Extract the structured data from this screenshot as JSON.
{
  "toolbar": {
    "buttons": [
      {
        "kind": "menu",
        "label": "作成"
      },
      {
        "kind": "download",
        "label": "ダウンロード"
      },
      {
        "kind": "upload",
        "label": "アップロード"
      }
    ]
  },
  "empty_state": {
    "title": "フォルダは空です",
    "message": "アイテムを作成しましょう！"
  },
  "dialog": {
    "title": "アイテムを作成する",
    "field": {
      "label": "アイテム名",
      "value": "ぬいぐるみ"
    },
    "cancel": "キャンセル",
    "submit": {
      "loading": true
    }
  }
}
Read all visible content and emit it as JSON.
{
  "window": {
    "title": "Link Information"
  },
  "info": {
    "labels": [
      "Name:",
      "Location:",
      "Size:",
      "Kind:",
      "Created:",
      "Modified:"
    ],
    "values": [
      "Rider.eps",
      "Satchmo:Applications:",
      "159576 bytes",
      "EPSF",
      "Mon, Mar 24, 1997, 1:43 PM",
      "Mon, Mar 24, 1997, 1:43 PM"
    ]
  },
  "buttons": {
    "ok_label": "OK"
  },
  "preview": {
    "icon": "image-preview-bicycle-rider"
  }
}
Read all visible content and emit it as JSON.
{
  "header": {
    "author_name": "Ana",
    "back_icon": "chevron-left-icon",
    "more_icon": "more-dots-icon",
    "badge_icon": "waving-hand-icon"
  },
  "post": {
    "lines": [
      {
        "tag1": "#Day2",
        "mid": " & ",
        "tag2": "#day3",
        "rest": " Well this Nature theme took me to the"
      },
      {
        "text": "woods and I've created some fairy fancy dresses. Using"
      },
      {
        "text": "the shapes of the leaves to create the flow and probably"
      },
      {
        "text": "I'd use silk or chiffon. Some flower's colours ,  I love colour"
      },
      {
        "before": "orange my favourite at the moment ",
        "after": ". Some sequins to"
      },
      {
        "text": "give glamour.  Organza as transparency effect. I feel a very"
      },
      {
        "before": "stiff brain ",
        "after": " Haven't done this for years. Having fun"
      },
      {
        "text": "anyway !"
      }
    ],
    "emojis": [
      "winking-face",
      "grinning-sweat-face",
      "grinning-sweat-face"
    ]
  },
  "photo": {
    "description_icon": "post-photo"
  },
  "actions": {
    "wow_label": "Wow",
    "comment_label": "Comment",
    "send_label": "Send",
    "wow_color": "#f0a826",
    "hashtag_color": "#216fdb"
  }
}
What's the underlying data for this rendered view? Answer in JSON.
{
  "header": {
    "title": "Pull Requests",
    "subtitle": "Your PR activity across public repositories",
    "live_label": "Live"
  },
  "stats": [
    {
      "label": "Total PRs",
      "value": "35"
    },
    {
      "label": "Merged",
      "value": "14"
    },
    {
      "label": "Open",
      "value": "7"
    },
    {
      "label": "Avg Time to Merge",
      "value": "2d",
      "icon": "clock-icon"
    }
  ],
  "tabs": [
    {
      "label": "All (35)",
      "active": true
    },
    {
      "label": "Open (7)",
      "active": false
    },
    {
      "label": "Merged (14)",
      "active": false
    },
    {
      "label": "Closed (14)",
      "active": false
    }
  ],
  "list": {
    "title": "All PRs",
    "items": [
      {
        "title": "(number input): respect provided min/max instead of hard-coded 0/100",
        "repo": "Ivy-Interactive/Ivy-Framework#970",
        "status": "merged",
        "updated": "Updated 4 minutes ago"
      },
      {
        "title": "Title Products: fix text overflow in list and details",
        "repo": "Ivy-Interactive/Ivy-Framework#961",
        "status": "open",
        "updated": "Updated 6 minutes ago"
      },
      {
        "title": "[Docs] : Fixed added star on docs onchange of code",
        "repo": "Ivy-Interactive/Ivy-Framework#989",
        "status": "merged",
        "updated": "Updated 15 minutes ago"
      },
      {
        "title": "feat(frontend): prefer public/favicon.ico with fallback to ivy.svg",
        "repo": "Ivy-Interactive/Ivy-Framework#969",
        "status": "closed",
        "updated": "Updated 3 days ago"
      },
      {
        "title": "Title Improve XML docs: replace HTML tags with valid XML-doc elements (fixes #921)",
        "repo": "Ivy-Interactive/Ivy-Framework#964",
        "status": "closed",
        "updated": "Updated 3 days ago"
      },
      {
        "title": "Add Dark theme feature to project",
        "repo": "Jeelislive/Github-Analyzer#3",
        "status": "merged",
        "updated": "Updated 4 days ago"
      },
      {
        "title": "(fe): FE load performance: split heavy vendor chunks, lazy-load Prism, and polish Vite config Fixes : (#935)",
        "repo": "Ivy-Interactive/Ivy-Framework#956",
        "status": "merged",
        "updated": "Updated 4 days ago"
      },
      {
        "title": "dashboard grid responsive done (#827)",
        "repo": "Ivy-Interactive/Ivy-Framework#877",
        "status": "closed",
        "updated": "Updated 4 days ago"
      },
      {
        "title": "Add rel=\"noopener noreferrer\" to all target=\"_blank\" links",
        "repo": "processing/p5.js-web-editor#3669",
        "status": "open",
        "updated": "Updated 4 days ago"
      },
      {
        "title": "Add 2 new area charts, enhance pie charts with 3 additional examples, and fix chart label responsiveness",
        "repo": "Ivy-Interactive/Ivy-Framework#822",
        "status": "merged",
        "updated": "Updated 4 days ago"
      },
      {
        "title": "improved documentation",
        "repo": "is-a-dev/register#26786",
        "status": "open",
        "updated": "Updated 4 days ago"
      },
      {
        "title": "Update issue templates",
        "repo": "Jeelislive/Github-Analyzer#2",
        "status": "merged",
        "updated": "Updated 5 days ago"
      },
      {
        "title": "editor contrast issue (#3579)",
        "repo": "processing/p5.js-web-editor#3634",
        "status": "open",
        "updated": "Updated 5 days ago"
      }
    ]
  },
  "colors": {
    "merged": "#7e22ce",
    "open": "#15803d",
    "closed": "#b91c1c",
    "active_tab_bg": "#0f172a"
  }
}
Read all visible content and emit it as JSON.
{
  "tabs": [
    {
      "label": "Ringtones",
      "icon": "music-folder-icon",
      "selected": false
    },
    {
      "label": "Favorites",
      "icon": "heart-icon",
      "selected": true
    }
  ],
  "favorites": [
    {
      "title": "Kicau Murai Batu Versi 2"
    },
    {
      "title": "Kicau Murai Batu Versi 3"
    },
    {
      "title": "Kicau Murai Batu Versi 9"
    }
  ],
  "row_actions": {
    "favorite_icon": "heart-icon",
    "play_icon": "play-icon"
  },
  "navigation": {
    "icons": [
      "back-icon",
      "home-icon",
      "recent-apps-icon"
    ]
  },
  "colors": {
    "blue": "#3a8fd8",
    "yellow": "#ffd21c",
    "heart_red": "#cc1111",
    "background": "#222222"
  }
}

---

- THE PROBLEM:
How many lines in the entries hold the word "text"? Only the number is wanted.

- SOLUTION TO THE EXERCISE:
6